### TASK INSTRUCTIONS
Among the lines of the records, find all that carry the word "photo" and copy them.

*-*-*

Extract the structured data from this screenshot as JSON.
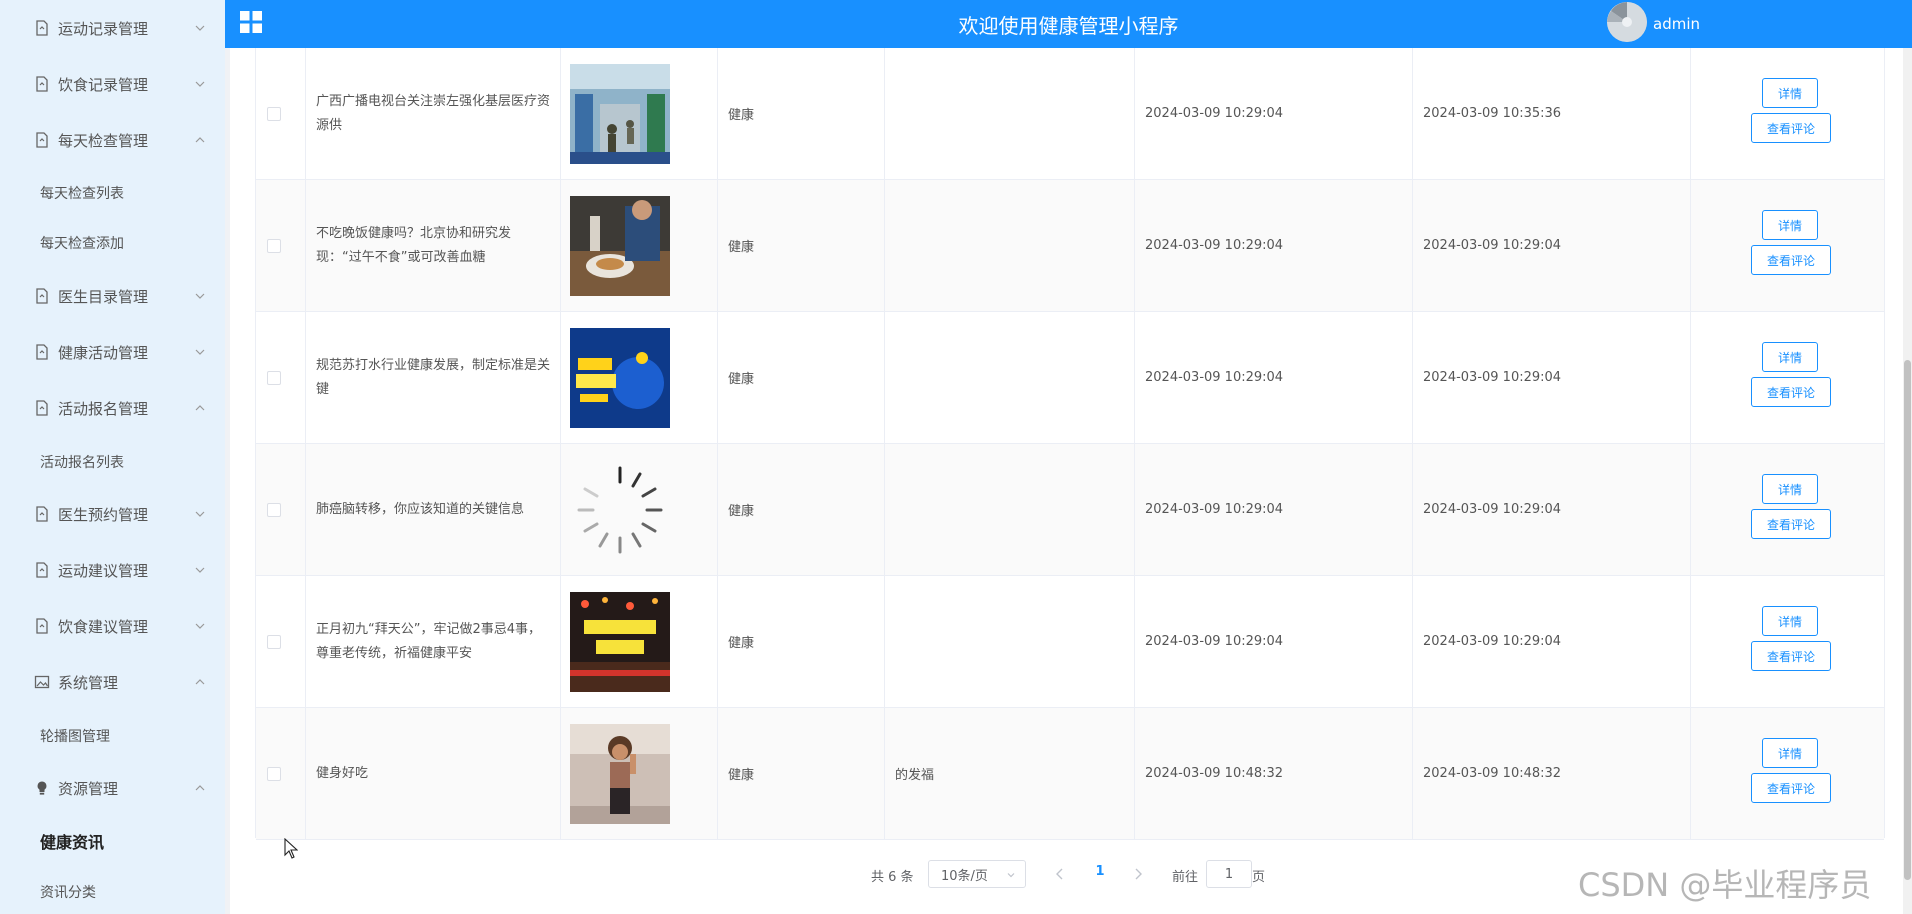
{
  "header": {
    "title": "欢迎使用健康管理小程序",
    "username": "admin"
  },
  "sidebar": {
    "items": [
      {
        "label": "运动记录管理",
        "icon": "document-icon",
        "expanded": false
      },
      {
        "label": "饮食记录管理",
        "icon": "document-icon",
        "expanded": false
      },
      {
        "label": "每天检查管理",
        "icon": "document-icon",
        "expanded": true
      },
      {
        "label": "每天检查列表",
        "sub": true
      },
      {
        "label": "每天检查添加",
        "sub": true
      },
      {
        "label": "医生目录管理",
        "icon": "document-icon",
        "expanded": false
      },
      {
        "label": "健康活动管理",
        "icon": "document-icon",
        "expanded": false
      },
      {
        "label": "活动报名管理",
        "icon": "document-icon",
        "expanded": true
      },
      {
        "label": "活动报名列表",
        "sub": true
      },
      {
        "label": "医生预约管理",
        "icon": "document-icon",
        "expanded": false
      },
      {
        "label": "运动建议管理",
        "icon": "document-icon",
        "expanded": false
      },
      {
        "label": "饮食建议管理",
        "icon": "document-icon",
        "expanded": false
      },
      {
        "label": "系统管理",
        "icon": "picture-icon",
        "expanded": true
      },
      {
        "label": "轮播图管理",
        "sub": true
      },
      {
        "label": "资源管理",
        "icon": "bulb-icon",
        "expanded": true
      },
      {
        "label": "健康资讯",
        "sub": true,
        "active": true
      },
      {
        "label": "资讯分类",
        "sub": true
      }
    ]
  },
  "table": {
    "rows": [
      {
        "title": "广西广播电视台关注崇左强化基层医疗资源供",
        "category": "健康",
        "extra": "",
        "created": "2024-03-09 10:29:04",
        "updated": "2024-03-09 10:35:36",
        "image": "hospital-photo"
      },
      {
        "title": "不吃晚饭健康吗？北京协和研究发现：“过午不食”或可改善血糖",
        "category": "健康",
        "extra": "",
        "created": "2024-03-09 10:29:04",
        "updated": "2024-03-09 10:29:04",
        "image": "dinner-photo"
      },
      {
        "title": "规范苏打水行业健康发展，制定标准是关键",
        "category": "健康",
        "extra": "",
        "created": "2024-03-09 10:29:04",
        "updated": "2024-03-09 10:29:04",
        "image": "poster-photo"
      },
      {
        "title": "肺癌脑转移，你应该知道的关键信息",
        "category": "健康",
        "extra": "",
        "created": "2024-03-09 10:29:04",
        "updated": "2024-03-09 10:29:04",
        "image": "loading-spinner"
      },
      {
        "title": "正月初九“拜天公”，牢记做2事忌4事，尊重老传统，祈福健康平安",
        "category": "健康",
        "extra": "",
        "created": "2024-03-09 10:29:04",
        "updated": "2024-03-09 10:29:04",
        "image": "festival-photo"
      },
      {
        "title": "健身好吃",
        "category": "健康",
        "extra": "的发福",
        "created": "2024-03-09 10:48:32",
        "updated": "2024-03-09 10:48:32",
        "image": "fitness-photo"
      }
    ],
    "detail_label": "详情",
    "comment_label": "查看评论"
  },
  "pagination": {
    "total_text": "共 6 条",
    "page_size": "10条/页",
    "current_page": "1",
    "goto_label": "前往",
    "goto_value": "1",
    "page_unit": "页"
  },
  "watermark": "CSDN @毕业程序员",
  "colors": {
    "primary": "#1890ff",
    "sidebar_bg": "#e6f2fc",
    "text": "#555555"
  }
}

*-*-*

### WRITTEN SOLUTION
        "image": "hospital-photo"
        "image": "dinner-photo"
        "image": "poster-photo"
        "image": "festival-photo"
        "image": "fitness-photo"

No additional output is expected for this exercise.